• [Exercise requirements]:
Copy all records exactly, excluding images.

Dataset rows for apps and sites:

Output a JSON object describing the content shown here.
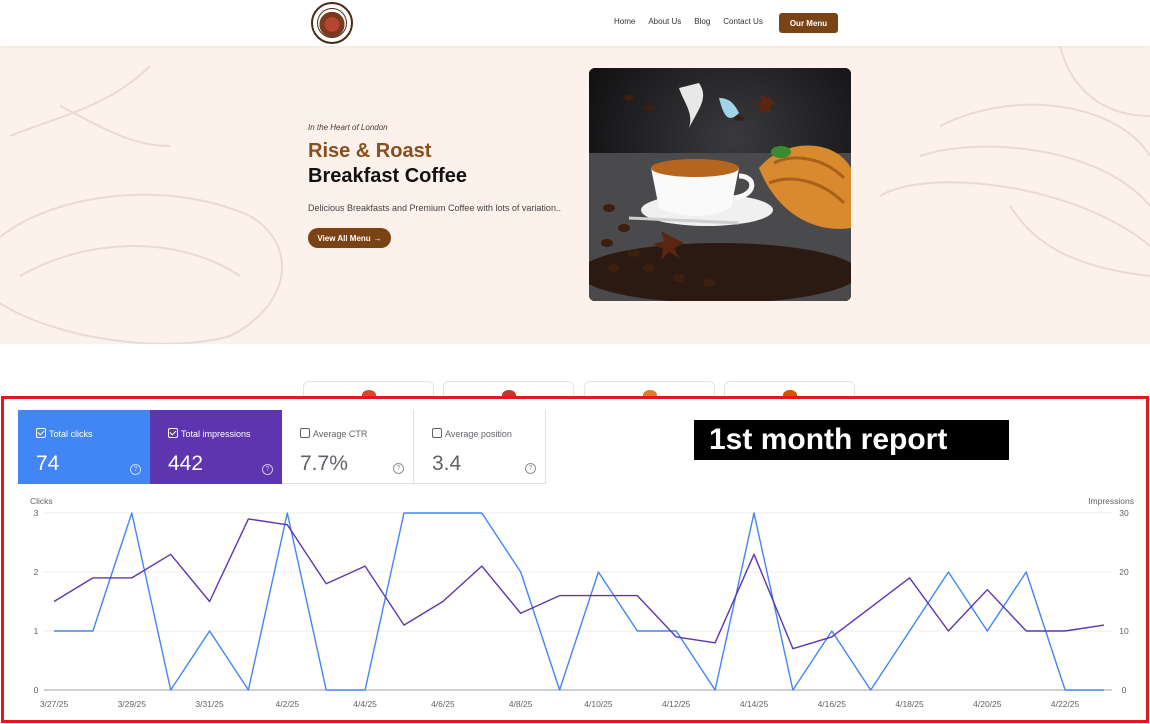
{
  "header": {
    "logo_icon": "rise-and-roast-logo",
    "nav": [
      "Home",
      "About Us",
      "Blog",
      "Contact Us"
    ],
    "cta": "Our Menu"
  },
  "hero": {
    "tagline": "In the Heart of London",
    "title_line1": "Rise & Roast",
    "title_line2": "Breakfast Coffee",
    "subtitle": "Delicious Breakfasts and Premium Coffee with lots of variation..",
    "button": "View All Menu",
    "button_icon": "arrow-right-icon",
    "image": "coffee-cup-croissant-photo"
  },
  "report": {
    "badge": "1st month report",
    "tiles": [
      {
        "label": "Total clicks",
        "value": "74",
        "checked": true
      },
      {
        "label": "Total impressions",
        "value": "442",
        "checked": true
      },
      {
        "label": "Average CTR",
        "value": "7.7%",
        "checked": false
      },
      {
        "label": "Average position",
        "value": "3.4",
        "checked": false
      }
    ],
    "help_icon": "?"
  },
  "colors": {
    "brand_brown": "#7a4316",
    "title_brown": "#8a4e1c",
    "hero_bg": "#fcf1eb",
    "clicks": "#4285f4",
    "impressions": "#5e35b1",
    "report_border": "#e01a1a"
  },
  "chart_data": {
    "type": "line",
    "x": [
      "3/27/25",
      "3/28/25",
      "3/29/25",
      "3/30/25",
      "3/31/25",
      "4/1/25",
      "4/2/25",
      "4/3/25",
      "4/4/25",
      "4/5/25",
      "4/6/25",
      "4/7/25",
      "4/8/25",
      "4/9/25",
      "4/10/25",
      "4/11/25",
      "4/12/25",
      "4/13/25",
      "4/14/25",
      "4/15/25",
      "4/16/25",
      "4/17/25",
      "4/18/25",
      "4/19/25",
      "4/20/25",
      "4/21/25",
      "4/22/25",
      "4/23/25"
    ],
    "x_tick_labels": [
      "3/27/25",
      "3/29/25",
      "3/31/25",
      "4/2/25",
      "4/4/25",
      "4/6/25",
      "4/8/25",
      "4/10/25",
      "4/12/25",
      "4/14/25",
      "4/16/25",
      "4/18/25",
      "4/20/25",
      "4/22/25"
    ],
    "series": [
      {
        "name": "Clicks",
        "axis": "left",
        "color": "#4285f4",
        "values": [
          1,
          1,
          3,
          0,
          1,
          0,
          3,
          0,
          0,
          3,
          3,
          3,
          2,
          0,
          2,
          1,
          1,
          0,
          3,
          0,
          1,
          0,
          1,
          2,
          1,
          2,
          0,
          0
        ]
      },
      {
        "name": "Impressions",
        "axis": "right",
        "color": "#5e35b1",
        "values": [
          15,
          19,
          19,
          23,
          15,
          29,
          28,
          18,
          21,
          11,
          15,
          21,
          13,
          16,
          16,
          16,
          9,
          8,
          23,
          7,
          9,
          14,
          19,
          10,
          17,
          10,
          10,
          11
        ]
      }
    ],
    "ylabel_left": "Clicks",
    "ylabel_right": "Impressions",
    "ylim_left": [
      0,
      3
    ],
    "ylim_right": [
      0,
      30
    ],
    "yticks_left": [
      "0",
      "1",
      "2",
      "3"
    ],
    "yticks_right": [
      "0",
      "10",
      "20",
      "30"
    ],
    "grid": true
  }
}
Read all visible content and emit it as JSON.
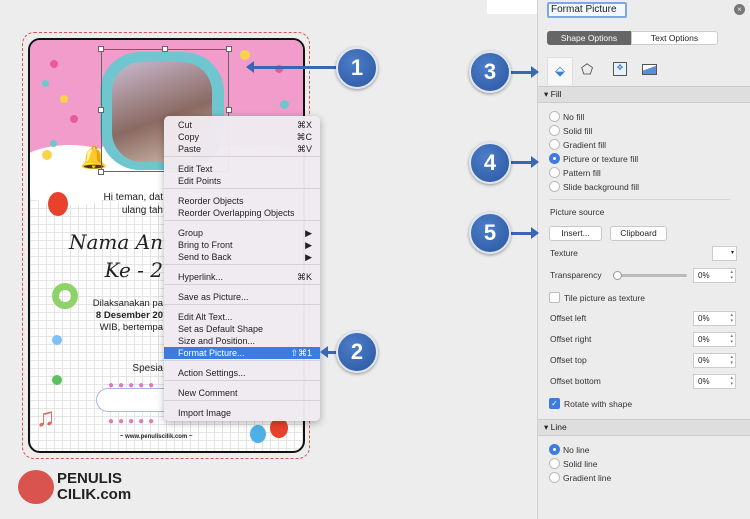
{
  "card": {
    "greeting_1": "Hi teman, dat",
    "greeting_2": "ulang tah",
    "name": "Nama An",
    "age": "Ke - 2",
    "detail_1": "Dilaksanakan pa",
    "detail_2": "8 Desember 20",
    "detail_3": "WIB, bertempa",
    "special": "Spesia",
    "website": "~ www.penuliscilik.com ~"
  },
  "context_menu": {
    "items": [
      {
        "label": "Cut",
        "shortcut": "⌘X"
      },
      {
        "label": "Copy",
        "shortcut": "⌘C"
      },
      {
        "label": "Paste",
        "shortcut": "⌘V"
      },
      {
        "label": "Edit Text"
      },
      {
        "label": "Edit Points"
      },
      {
        "label": "Reorder Objects"
      },
      {
        "label": "Reorder Overlapping Objects"
      },
      {
        "label": "Group",
        "shortcut": "▶"
      },
      {
        "label": "Bring to Front",
        "shortcut": "▶"
      },
      {
        "label": "Send to Back",
        "shortcut": "▶"
      },
      {
        "label": "Hyperlink...",
        "shortcut": "⌘K"
      },
      {
        "label": "Save as Picture..."
      },
      {
        "label": "Edit Alt Text..."
      },
      {
        "label": "Set as Default Shape"
      },
      {
        "label": "Size and Position..."
      },
      {
        "label": "Format Picture...",
        "shortcut": "⇧⌘1",
        "highlighted": true
      },
      {
        "label": "Action Settings..."
      },
      {
        "label": "New Comment"
      },
      {
        "label": "Import Image"
      }
    ]
  },
  "callouts": [
    "1",
    "2",
    "3",
    "4",
    "5"
  ],
  "logo": {
    "line1": "PENULIS",
    "line2": "CILIK.com"
  },
  "panel": {
    "title": "Format Picture",
    "tabs": [
      "Shape Options",
      "Text Options"
    ],
    "active_tab": "Shape Options",
    "icons": [
      "fill-line-icon",
      "effects-pentagon-icon",
      "size-properties-icon",
      "picture-icon"
    ],
    "fill": {
      "header": "Fill",
      "options": [
        "No fill",
        "Solid fill",
        "Gradient fill",
        "Picture or texture fill",
        "Pattern fill",
        "Slide background fill"
      ],
      "selected": "Picture or texture fill",
      "picture_source": "Picture source",
      "insert": "Insert...",
      "clipboard": "Clipboard",
      "texture": "Texture",
      "transparency": "Transparency",
      "transparency_value": "0%",
      "tile": "Tile picture as texture",
      "tile_checked": false,
      "offset_left": "Offset left",
      "offset_left_value": "0%",
      "offset_right": "Offset right",
      "offset_right_value": "0%",
      "offset_top": "Offset top",
      "offset_top_value": "0%",
      "offset_bottom": "Offset bottom",
      "offset_bottom_value": "0%",
      "rotate": "Rotate with shape",
      "rotate_checked": true
    },
    "line": {
      "header": "Line",
      "options": [
        "No line",
        "Solid line",
        "Gradient line"
      ],
      "selected": "No line"
    }
  },
  "colors": {
    "accent": "#3d7be0",
    "callout": "#2f5ea8",
    "pink": "#f29ccb"
  }
}
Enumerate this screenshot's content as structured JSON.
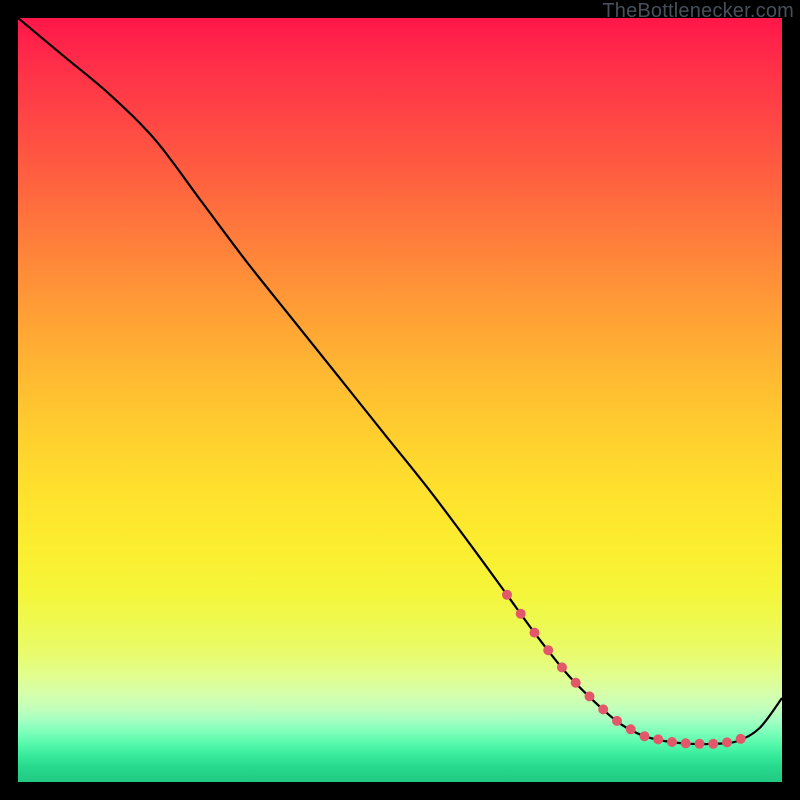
{
  "watermark": "TheBottlenecker.com",
  "chart_data": {
    "type": "line",
    "title": "",
    "xlabel": "",
    "ylabel": "",
    "xlim": [
      0,
      100
    ],
    "ylim": [
      0,
      100
    ],
    "x": [
      0,
      6,
      12,
      18,
      24,
      30,
      36,
      42,
      48,
      54,
      60,
      64,
      68,
      72,
      76,
      79,
      82,
      85,
      88,
      91,
      94,
      97,
      100
    ],
    "values": [
      100,
      95,
      90,
      84,
      76,
      68,
      60.5,
      53,
      45.5,
      38,
      30,
      24.5,
      19,
      14,
      10,
      7.5,
      6,
      5.3,
      5,
      5,
      5.3,
      7,
      11
    ],
    "dot_region": {
      "x_start": 64,
      "x_end": 95
    },
    "series_color": "#000000",
    "dot_color": "#e2586a",
    "gradient": "rainbow-vertical"
  }
}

• [Response to this exercise]:
Output a JSON object describing the content shown here.
{
  "header": {
    "logo_icon": "rise-and-roast-logo",
    "nav": [
      "Home",
      "About Us",
      "Blog",
      "Contact Us"
    ],
    "cta": "Our Menu"
  },
  "hero": {
    "tagline": "In the Heart of London",
    "title_line1": "Rise & Roast",
    "title_line2": "Breakfast Coffee",
    "subtitle": "Delicious Breakfasts and Premium Coffee with lots of variation..",
    "button": "View All Menu",
    "button_icon": "arrow-right-icon",
    "image": "coffee-cup-croissant-photo"
  },
  "report": {
    "badge": "1st month report",
    "tiles": [
      {
        "label": "Total clicks",
        "value": "74",
        "checked": true
      },
      {
        "label": "Total impressions",
        "value": "442",
        "checked": true
      },
      {
        "label": "Average CTR",
        "value": "7.7%",
        "checked": false
      },
      {
        "label": "Average position",
        "value": "3.4",
        "checked": false
      }
    ],
    "help_icon": "?"
  },
  "colors": {
    "brand_brown": "#7a4316",
    "title_brown": "#8a4e1c",
    "hero_bg": "#fcf1eb",
    "clicks": "#4285f4",
    "impressions": "#5e35b1",
    "report_border": "#e01a1a"
  },
  "chart_data": {
    "type": "line",
    "x": [
      "3/27/25",
      "3/28/25",
      "3/29/25",
      "3/30/25",
      "3/31/25",
      "4/1/25",
      "4/2/25",
      "4/3/25",
      "4/4/25",
      "4/5/25",
      "4/6/25",
      "4/7/25",
      "4/8/25",
      "4/9/25",
      "4/10/25",
      "4/11/25",
      "4/12/25",
      "4/13/25",
      "4/14/25",
      "4/15/25",
      "4/16/25",
      "4/17/25",
      "4/18/25",
      "4/19/25",
      "4/20/25",
      "4/21/25",
      "4/22/25",
      "4/23/25"
    ],
    "x_tick_labels": [
      "3/27/25",
      "3/29/25",
      "3/31/25",
      "4/2/25",
      "4/4/25",
      "4/6/25",
      "4/8/25",
      "4/10/25",
      "4/12/25",
      "4/14/25",
      "4/16/25",
      "4/18/25",
      "4/20/25",
      "4/22/25"
    ],
    "series": [
      {
        "name": "Clicks",
        "axis": "left",
        "color": "#4285f4",
        "values": [
          1,
          1,
          3,
          0,
          1,
          0,
          3,
          0,
          0,
          3,
          3,
          3,
          2,
          0,
          2,
          1,
          1,
          0,
          3,
          0,
          1,
          0,
          1,
          2,
          1,
          2,
          0,
          0
        ]
      },
      {
        "name": "Impressions",
        "axis": "right",
        "color": "#5e35b1",
        "values": [
          15,
          19,
          19,
          23,
          15,
          29,
          28,
          18,
          21,
          11,
          15,
          21,
          13,
          16,
          16,
          16,
          9,
          8,
          23,
          7,
          9,
          14,
          19,
          10,
          17,
          10,
          10,
          11
        ]
      }
    ],
    "ylabel_left": "Clicks",
    "ylabel_right": "Impressions",
    "ylim_left": [
      0,
      3
    ],
    "ylim_right": [
      0,
      30
    ],
    "yticks_left": [
      "0",
      "1",
      "2",
      "3"
    ],
    "yticks_right": [
      "0",
      "10",
      "20",
      "30"
    ],
    "grid": true
  }
}
Read all visible content and emit it as JSON.
{
  "card": {
    "greeting_1": "Hi teman, dat",
    "greeting_2": "ulang tah",
    "name": "Nama An",
    "age": "Ke - 2",
    "detail_1": "Dilaksanakan pa",
    "detail_2": "8 Desember 20",
    "detail_3": "WIB, bertempa",
    "special": "Spesia",
    "website": "~ www.penuliscilik.com ~"
  },
  "context_menu": {
    "items": [
      {
        "label": "Cut",
        "shortcut": "⌘X"
      },
      {
        "label": "Copy",
        "shortcut": "⌘C"
      },
      {
        "label": "Paste",
        "shortcut": "⌘V"
      },
      {
        "label": "Edit Text"
      },
      {
        "label": "Edit Points"
      },
      {
        "label": "Reorder Objects"
      },
      {
        "label": "Reorder Overlapping Objects"
      },
      {
        "label": "Group",
        "shortcut": "▶"
      },
      {
        "label": "Bring to Front",
        "shortcut": "▶"
      },
      {
        "label": "Send to Back",
        "shortcut": "▶"
      },
      {
        "label": "Hyperlink...",
        "shortcut": "⌘K"
      },
      {
        "label": "Save as Picture..."
      },
      {
        "label": "Edit Alt Text..."
      },
      {
        "label": "Set as Default Shape"
      },
      {
        "label": "Size and Position..."
      },
      {
        "label": "Format Picture...",
        "shortcut": "⇧⌘1",
        "highlighted": true
      },
      {
        "label": "Action Settings..."
      },
      {
        "label": "New Comment"
      },
      {
        "label": "Import Image"
      }
    ]
  },
  "callouts": [
    "1",
    "2",
    "3",
    "4",
    "5"
  ],
  "logo": {
    "line1": "PENULIS",
    "line2": "CILIK.com"
  },
  "panel": {
    "title": "Format Picture",
    "tabs": [
      "Shape Options",
      "Text Options"
    ],
    "active_tab": "Shape Options",
    "icons": [
      "fill-line-icon",
      "effects-pentagon-icon",
      "size-properties-icon",
      "picture-icon"
    ],
    "fill": {
      "header": "Fill",
      "options": [
        "No fill",
        "Solid fill",
        "Gradient fill",
        "Picture or texture fill",
        "Pattern fill",
        "Slide background fill"
      ],
      "selected": "Picture or texture fill",
      "picture_source": "Picture source",
      "insert": "Insert...",
      "clipboard": "Clipboard",
      "texture": "Texture",
      "transparency": "Transparency",
      "transparency_value": "0%",
      "tile": "Tile picture as texture",
      "tile_checked": false,
      "offset_left": "Offset left",
      "offset_left_value": "0%",
      "offset_right": "Offset right",
      "offset_right_value": "0%",
      "offset_top": "Offset top",
      "offset_top_value": "0%",
      "offset_bottom": "Offset bottom",
      "offset_bottom_value": "0%",
      "rotate": "Rotate with shape",
      "rotate_checked": true
    },
    "line": {
      "header": "Line",
      "options": [
        "No line",
        "Solid line",
        "Gradient line"
      ],
      "selected": "No line"
    }
  },
  "colors": {
    "accent": "#3d7be0",
    "callout": "#2f5ea8",
    "pink": "#f29ccb"
  }
}
Enumerate this screenshot's content as structured JSON.
{
  "watermark": "TheBottlenecker.com",
  "chart_data": {
    "type": "line",
    "title": "",
    "xlabel": "",
    "ylabel": "",
    "xlim": [
      0,
      100
    ],
    "ylim": [
      0,
      100
    ],
    "x": [
      0,
      6,
      12,
      18,
      24,
      30,
      36,
      42,
      48,
      54,
      60,
      64,
      68,
      72,
      76,
      79,
      82,
      85,
      88,
      91,
      94,
      97,
      100
    ],
    "values": [
      100,
      95,
      90,
      84,
      76,
      68,
      60.5,
      53,
      45.5,
      38,
      30,
      24.5,
      19,
      14,
      10,
      7.5,
      6,
      5.3,
      5,
      5,
      5.3,
      7,
      11
    ],
    "dot_region": {
      "x_start": 64,
      "x_end": 95
    },
    "series_color": "#000000",
    "dot_color": "#e2586a",
    "gradient": "rainbow-vertical"
  }
}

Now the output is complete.